One is made by bees, the other by trees, but both are naturally golden, sweet and gooey. Honey was used as a sweetener in many ancient cultures. Honeybees came to the Americas with European colonists. English colonists also brought bees with them to New Zealand, Australia and Tasmania. Honeybees make wax and shape it into honeycombs. Hundreds of six-sided cells are created. Some cells hold bee eggs; other cells are used to store honey and pollen. The bees make honey from nectar and pollen. They use the honey for food in the winter. Many beekeepers wear protective clothing to protect from stings.
Caves, rock cavities and hollow trees are ideal natural settings for honey bee hives. When people began keeping bees, they made artificial hives of clay, mud, straw, and dung. Wicker basket hives have been used for about 2,000 years. Wicker hives are called skeps. Today, artificial hives have wooden bars inside boxes. Modern hives allow the beekeeper to inspect the honeycomb for pests and diseases, and honey removal is much easier than with a skep.
The sap of the maple tree can be collected only in early spring when temperatures fluctuate from freezing nights to warm days. This sugaring season lasts from three to six weeks. Holes are drilled into the trees and tapped with a spigot or spout. The sap runs through the tap into metal pails, glass jars or plastic bags. The collected sap is boiled in an evaporator and turned into syrup.
Making the grade
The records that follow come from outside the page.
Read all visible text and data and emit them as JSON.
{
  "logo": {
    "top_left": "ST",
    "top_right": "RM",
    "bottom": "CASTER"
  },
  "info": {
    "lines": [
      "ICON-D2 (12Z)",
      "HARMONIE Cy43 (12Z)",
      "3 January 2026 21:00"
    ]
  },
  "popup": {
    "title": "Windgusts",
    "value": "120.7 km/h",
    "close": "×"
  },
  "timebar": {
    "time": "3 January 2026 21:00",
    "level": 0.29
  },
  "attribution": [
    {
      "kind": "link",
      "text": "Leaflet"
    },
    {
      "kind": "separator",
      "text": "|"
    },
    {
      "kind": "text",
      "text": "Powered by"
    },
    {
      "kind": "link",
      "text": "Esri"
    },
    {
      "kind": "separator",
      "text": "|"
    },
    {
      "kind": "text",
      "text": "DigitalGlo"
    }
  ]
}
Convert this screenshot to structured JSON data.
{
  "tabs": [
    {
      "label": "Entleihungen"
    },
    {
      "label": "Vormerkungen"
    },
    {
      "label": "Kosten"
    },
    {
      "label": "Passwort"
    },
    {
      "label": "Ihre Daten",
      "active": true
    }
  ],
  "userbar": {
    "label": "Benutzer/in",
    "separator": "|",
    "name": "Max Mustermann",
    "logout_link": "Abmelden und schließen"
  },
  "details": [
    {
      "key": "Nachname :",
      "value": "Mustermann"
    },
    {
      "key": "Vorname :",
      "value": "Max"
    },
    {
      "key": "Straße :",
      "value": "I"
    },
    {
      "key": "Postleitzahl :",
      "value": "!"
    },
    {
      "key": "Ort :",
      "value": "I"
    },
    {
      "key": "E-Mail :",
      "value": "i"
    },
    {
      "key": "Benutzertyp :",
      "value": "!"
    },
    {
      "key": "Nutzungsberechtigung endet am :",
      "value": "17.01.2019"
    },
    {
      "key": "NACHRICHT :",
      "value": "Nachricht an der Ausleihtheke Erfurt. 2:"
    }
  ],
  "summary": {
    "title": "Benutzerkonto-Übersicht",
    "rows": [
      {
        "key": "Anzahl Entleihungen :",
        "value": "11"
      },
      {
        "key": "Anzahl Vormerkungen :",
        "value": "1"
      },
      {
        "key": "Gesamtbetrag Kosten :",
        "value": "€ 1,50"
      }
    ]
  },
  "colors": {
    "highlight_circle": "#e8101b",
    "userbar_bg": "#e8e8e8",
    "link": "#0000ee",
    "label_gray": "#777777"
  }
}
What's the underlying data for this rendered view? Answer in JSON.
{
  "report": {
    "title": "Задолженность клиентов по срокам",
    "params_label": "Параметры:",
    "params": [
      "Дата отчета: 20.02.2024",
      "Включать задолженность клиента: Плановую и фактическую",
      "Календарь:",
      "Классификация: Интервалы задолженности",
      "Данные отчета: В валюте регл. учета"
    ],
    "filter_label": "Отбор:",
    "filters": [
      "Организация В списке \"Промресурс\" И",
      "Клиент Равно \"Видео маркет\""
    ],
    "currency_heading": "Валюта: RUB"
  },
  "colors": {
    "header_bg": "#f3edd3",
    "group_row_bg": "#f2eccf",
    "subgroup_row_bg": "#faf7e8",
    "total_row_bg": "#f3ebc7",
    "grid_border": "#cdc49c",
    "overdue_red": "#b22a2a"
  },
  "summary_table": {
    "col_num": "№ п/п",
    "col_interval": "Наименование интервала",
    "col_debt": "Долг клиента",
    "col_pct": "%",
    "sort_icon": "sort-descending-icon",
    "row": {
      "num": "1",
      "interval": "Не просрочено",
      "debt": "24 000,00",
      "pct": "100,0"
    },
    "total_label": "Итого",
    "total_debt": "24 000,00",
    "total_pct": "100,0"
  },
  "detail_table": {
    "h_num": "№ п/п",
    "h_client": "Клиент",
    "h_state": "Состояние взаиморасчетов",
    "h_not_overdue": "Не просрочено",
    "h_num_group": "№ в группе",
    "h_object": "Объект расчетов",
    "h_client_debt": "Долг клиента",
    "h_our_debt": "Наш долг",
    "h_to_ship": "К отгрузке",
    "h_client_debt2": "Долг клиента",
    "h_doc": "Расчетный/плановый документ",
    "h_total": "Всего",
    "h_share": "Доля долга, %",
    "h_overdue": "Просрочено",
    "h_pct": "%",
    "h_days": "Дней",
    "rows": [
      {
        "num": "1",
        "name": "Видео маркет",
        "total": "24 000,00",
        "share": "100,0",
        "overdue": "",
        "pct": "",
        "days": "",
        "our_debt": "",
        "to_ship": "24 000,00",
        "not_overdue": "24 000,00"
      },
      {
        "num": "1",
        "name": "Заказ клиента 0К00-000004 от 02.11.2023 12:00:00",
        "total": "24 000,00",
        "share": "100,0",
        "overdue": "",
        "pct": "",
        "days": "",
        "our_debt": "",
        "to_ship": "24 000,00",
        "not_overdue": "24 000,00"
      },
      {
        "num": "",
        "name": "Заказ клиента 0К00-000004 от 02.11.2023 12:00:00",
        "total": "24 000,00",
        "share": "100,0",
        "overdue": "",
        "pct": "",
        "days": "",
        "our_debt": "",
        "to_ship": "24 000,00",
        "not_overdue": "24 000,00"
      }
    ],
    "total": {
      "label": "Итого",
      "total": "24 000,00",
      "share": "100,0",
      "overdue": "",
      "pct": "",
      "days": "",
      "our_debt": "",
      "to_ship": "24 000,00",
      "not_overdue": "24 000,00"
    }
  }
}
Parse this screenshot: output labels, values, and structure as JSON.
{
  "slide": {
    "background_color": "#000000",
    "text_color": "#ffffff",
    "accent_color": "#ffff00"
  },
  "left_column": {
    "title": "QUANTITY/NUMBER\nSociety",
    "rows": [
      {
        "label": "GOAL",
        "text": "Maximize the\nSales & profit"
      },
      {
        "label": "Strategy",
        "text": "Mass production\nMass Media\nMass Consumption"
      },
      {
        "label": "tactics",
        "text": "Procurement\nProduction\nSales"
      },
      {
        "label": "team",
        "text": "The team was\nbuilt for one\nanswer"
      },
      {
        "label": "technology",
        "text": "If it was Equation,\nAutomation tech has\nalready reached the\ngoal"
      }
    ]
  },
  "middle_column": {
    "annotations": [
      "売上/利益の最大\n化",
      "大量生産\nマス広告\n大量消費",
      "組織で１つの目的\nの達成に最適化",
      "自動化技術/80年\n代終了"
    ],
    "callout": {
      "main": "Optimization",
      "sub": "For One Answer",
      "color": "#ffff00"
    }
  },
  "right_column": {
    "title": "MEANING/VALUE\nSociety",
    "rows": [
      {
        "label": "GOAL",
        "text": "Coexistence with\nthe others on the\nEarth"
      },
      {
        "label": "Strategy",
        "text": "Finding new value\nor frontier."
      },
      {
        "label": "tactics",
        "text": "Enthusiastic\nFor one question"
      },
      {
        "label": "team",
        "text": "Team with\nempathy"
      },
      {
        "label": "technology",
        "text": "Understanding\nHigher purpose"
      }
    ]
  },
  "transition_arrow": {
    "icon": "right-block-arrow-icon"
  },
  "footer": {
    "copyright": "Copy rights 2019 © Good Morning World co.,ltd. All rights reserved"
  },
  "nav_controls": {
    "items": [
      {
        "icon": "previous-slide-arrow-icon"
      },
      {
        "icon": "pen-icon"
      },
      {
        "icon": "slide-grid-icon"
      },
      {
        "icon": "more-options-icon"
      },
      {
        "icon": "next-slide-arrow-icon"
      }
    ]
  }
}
The colour of maple syrup is developed during processing. Late-season sap has less sugar and is boiled longer to concentrate it, resulting in a darker syrup. Maple syrup is generally classified by colour. Lighter syrups are delicately flavoured. Darker syrups are more strongly flavoured. Sap can be boiled beyond the syrup stage to make maple butter, maple taffy or maple sugar. —[email protected]